» **Extracted data**
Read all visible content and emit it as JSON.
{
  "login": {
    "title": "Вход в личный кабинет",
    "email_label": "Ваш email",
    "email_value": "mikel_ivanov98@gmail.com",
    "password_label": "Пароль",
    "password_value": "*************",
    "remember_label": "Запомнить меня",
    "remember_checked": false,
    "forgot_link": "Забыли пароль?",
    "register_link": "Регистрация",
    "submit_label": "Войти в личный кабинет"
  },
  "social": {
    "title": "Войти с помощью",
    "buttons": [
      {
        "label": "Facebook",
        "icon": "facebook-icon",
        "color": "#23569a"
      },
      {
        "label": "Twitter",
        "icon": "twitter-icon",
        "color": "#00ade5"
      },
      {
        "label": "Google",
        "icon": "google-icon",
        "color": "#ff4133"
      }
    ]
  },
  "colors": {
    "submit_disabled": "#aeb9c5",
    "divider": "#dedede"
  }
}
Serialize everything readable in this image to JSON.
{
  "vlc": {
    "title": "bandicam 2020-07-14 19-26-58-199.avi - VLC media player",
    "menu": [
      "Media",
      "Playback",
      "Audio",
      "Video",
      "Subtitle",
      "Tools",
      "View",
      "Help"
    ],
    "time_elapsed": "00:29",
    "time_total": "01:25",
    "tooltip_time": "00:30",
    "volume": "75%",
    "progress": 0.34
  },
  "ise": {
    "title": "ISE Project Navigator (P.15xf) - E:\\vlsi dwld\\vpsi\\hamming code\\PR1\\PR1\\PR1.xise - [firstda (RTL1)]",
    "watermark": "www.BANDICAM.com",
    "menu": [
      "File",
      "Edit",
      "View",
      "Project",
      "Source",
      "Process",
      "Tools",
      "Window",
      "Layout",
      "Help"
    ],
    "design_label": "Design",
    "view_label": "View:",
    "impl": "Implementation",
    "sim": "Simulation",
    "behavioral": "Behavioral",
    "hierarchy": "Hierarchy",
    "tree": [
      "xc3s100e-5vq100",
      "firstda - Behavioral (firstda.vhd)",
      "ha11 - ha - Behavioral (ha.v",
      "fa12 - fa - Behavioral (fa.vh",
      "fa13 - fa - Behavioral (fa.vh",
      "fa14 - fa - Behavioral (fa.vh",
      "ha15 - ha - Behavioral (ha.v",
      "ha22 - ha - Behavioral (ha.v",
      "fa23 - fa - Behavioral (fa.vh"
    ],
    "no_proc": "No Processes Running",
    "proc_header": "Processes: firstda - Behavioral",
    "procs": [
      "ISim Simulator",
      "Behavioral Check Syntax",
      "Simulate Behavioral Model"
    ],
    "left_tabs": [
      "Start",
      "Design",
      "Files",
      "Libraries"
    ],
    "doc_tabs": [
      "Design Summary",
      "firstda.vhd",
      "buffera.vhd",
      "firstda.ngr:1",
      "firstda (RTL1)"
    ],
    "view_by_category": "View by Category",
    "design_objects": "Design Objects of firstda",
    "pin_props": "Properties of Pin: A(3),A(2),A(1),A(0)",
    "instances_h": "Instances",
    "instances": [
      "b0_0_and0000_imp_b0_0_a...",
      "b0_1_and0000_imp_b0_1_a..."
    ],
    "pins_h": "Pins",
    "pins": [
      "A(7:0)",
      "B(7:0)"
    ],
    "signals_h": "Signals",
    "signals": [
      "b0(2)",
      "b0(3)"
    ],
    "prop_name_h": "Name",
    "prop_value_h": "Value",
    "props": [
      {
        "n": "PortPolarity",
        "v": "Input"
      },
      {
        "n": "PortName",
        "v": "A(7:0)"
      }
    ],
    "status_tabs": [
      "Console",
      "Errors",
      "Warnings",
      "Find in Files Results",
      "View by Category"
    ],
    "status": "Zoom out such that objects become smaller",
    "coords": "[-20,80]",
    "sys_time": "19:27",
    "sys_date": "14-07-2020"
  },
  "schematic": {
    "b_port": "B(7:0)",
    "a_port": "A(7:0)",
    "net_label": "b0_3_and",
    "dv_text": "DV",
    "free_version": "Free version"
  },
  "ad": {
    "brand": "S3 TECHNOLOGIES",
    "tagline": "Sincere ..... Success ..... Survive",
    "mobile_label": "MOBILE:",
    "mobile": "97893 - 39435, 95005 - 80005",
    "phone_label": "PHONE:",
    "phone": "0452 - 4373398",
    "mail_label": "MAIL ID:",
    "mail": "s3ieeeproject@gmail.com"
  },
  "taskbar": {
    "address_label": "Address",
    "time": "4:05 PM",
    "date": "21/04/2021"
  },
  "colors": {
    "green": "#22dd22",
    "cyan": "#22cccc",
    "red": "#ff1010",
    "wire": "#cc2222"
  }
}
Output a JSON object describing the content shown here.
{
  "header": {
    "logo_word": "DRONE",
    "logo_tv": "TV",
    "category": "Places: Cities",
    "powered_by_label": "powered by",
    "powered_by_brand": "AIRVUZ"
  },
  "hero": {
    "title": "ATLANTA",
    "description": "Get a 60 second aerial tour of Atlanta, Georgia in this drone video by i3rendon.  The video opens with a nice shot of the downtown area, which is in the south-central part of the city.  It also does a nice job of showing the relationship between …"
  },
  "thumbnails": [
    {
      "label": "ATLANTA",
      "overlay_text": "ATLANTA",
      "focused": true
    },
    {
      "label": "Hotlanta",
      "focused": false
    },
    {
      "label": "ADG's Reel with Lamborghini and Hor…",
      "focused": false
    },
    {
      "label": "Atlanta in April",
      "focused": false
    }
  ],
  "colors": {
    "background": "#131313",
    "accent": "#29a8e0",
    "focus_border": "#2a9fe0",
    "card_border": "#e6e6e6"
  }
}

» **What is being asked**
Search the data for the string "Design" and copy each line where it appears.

» **Exercise output**
    "design_label": "Design",
      "Design",
      "Design Summary",
    "design_objects": "Design Objects of firstda",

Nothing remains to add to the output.